:: YOUR ASSIGNMENT ::
Below are some records. How many of their lines contain the string "link"? Give the number only.

:: EXERCISE MATERIALS ::
--------

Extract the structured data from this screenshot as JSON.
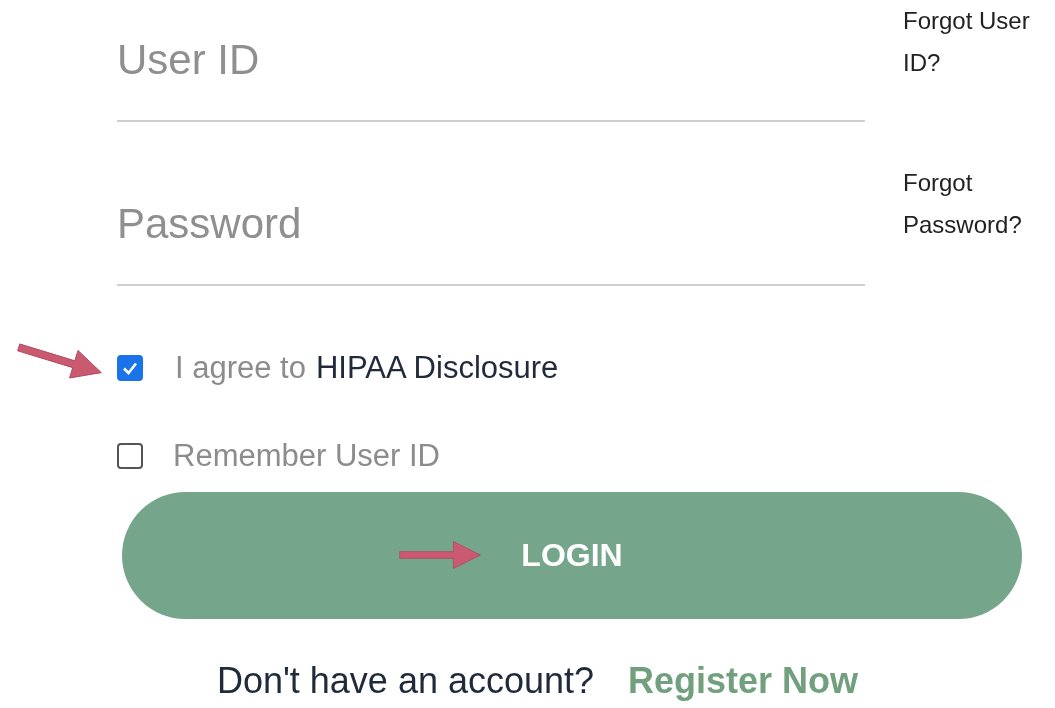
{
  "fields": [
    {
      "placeholder": "User ID",
      "link": "Forgot User ID?"
    },
    {
      "placeholder": "Password",
      "link": "Forgot Password?"
    }
  ],
  "options": [
    {
      "label": "I agree to",
      "link": "HIPAA Disclosure",
      "checked": true
    },
    {
      "label": "Remember User ID",
      "checked": false
    }
  ],
  "login_button": "LOGIN",
  "footer": {
    "text": "Don't have an account?",
    "link": "Register Now"
  }
}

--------

:: TASK OUTPUT ::
4